2016 Op. Att’y Gen. 2016 5.  As an administrative body created by the legislature, a state agency has only such powers as the legislature has expressly, or by necessary implication, conferred upon it.  Bentley v. State Bd. of Med. Examiners, 152 Ga. 836, 838 (1922).  Powers will only be implied where they are “reasonably necessary to execute the express powers conferred upon [the state agency].”  Id.

Regardless of whether the General Assembly intended for DPS to regulate and set fares relating to the removal and storage of vehicles abandoned on private and public property, the plain language of the applicable statutory provisions do not grant DPS that authority.  Compare O.C.G.A. § 40-11-12 with O.C.G.A. § 44-1-13.  The Act does not confer any new authority to DPS, and instead references the authority already existing pursuant to O.C.G.A. § 44 1 13.  See O.C.G.A. §§ 40-11-12, 40-11-13(9), 40-11-19(a)(1).  The express authority granted to DPS under O.C.G.A. § 44-1-13 extends only to the regulation of trespassing vehicles on private property.  See O.C.G.A. § 44-1-13(b)(1).  Without an express statement that DPS has the power to regulate beyond the parameters set forth in O.C.G.A. § 44 1-13, DPS is without the authority to do so.

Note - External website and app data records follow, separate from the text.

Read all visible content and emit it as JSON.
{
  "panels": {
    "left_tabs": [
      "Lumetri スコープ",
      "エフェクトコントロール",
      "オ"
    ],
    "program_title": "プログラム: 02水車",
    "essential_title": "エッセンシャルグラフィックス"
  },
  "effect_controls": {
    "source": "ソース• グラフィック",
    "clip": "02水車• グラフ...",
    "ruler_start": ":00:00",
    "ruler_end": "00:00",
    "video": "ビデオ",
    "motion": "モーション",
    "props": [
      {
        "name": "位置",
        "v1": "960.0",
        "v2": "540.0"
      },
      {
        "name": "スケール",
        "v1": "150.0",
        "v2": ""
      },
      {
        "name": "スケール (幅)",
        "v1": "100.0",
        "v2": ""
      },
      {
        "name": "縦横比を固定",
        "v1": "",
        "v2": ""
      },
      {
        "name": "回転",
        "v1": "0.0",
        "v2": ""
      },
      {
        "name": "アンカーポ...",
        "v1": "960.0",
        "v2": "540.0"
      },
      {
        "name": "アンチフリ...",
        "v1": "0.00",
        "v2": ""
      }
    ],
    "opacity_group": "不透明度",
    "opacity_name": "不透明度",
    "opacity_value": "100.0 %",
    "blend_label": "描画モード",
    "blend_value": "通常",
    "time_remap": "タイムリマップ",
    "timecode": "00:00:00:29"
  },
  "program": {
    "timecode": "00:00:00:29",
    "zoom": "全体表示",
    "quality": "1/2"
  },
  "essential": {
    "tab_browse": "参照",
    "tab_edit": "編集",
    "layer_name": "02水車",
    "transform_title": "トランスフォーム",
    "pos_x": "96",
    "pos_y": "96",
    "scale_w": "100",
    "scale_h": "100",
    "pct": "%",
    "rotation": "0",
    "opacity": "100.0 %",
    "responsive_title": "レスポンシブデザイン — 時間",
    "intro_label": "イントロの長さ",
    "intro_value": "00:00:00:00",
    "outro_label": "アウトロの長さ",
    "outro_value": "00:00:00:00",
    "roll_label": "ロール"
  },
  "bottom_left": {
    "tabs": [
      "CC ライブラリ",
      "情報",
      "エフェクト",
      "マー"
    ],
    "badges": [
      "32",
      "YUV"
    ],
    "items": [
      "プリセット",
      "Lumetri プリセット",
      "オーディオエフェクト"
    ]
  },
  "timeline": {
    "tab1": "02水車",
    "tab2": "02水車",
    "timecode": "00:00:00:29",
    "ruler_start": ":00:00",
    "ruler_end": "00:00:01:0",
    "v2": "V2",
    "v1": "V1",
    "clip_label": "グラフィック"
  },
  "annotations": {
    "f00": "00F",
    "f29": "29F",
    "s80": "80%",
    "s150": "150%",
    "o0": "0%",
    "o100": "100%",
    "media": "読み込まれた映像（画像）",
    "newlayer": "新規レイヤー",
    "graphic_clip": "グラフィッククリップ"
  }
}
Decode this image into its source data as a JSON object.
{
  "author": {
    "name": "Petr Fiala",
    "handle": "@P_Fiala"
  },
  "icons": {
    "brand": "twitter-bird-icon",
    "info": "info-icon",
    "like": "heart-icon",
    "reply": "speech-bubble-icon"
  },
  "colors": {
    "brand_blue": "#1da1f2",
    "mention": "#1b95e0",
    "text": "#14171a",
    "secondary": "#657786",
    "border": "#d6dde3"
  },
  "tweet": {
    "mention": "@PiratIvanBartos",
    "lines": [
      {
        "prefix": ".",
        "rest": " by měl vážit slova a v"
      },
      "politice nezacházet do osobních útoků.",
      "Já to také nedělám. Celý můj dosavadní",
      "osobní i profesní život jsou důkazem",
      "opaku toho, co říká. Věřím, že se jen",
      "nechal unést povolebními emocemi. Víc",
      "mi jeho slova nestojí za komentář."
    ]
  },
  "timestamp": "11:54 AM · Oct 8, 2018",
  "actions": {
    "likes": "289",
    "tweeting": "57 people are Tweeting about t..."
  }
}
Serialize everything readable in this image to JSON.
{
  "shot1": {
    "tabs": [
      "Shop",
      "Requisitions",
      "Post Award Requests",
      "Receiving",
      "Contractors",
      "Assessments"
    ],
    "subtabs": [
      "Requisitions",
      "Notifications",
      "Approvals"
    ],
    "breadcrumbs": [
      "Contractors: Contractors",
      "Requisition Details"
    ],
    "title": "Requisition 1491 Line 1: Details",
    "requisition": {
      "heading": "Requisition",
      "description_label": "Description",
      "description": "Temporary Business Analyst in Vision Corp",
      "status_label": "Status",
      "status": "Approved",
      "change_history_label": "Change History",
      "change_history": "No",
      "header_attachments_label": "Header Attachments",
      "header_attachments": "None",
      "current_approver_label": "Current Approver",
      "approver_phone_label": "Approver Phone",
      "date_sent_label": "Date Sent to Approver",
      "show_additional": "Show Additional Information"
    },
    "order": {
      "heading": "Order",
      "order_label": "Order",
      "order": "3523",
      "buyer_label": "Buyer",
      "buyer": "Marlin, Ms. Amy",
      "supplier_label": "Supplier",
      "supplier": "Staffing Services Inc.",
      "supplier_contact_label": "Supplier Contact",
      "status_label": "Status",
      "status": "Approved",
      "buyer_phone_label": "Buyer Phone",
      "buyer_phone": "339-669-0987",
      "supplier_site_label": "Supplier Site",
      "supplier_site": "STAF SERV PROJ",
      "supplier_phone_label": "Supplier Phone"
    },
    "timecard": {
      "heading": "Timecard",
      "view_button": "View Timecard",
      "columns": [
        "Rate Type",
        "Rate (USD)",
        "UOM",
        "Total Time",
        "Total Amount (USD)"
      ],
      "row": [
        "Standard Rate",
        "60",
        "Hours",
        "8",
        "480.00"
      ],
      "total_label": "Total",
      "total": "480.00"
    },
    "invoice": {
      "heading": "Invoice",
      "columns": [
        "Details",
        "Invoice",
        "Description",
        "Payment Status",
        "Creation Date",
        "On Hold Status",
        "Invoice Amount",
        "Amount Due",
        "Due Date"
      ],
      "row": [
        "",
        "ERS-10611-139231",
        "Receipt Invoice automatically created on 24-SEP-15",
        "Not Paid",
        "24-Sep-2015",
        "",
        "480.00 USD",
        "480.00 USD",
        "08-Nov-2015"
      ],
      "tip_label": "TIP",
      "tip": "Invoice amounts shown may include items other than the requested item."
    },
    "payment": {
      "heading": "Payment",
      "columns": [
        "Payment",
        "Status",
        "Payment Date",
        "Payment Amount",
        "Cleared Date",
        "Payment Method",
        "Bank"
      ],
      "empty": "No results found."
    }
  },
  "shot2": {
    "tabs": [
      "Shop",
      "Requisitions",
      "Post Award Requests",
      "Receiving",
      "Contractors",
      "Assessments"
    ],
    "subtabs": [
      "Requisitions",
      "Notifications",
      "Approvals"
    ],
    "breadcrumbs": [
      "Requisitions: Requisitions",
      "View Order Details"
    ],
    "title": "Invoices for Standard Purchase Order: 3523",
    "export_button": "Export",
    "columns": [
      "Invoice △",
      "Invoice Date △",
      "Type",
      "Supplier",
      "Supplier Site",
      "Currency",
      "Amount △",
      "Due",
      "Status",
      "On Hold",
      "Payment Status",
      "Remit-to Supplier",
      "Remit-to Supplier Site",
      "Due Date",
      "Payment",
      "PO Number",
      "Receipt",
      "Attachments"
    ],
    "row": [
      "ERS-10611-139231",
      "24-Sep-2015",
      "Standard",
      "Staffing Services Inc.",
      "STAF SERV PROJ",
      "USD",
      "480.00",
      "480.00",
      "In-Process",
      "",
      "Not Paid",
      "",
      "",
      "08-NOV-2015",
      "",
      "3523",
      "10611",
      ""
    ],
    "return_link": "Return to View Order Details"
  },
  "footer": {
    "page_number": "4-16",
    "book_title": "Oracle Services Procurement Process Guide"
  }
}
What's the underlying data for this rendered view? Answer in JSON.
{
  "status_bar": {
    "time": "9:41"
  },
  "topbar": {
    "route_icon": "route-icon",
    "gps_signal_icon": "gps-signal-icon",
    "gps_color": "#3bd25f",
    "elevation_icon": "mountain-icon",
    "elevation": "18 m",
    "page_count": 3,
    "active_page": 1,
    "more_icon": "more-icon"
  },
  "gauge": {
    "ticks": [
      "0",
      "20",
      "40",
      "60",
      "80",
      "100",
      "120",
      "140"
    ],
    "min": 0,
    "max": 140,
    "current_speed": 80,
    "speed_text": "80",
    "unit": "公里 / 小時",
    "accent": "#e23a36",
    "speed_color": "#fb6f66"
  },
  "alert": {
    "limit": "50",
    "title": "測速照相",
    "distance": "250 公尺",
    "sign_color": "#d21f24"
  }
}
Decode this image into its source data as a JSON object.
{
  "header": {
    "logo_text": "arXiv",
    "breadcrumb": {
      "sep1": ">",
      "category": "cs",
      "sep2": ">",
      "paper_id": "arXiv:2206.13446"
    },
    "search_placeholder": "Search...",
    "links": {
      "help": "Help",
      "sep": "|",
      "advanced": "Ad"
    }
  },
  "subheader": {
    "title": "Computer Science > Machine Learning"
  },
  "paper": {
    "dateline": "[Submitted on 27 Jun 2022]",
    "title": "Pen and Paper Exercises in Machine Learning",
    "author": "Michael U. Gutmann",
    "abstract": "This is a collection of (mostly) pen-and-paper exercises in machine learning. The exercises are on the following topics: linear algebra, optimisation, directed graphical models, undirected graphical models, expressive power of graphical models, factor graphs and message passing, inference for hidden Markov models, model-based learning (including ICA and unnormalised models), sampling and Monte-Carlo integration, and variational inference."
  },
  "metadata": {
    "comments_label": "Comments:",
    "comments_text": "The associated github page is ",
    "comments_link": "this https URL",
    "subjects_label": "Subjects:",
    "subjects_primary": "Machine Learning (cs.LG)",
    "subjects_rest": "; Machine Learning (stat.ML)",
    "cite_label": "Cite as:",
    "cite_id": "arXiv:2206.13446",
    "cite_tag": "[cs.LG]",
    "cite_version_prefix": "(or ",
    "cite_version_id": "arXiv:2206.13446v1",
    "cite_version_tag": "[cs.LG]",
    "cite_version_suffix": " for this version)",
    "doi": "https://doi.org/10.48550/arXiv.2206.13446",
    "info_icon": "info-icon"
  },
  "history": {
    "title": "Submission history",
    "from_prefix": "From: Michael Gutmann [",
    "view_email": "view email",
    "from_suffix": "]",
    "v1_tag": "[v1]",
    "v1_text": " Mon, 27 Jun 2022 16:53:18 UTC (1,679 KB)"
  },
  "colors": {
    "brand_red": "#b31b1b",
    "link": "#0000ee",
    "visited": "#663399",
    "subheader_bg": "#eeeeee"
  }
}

Given the above provisions, I conclude that DPS is not authorized to establish maximum rates for the removal and storage of motor vehicles pursuant to the Abandoned Motor Vehicle Act beyond its regulatory authority as set forth in O.C.G.A. § 44-1-13. 

Prepared by:

Meghan Davidson 

Assistant Attorney General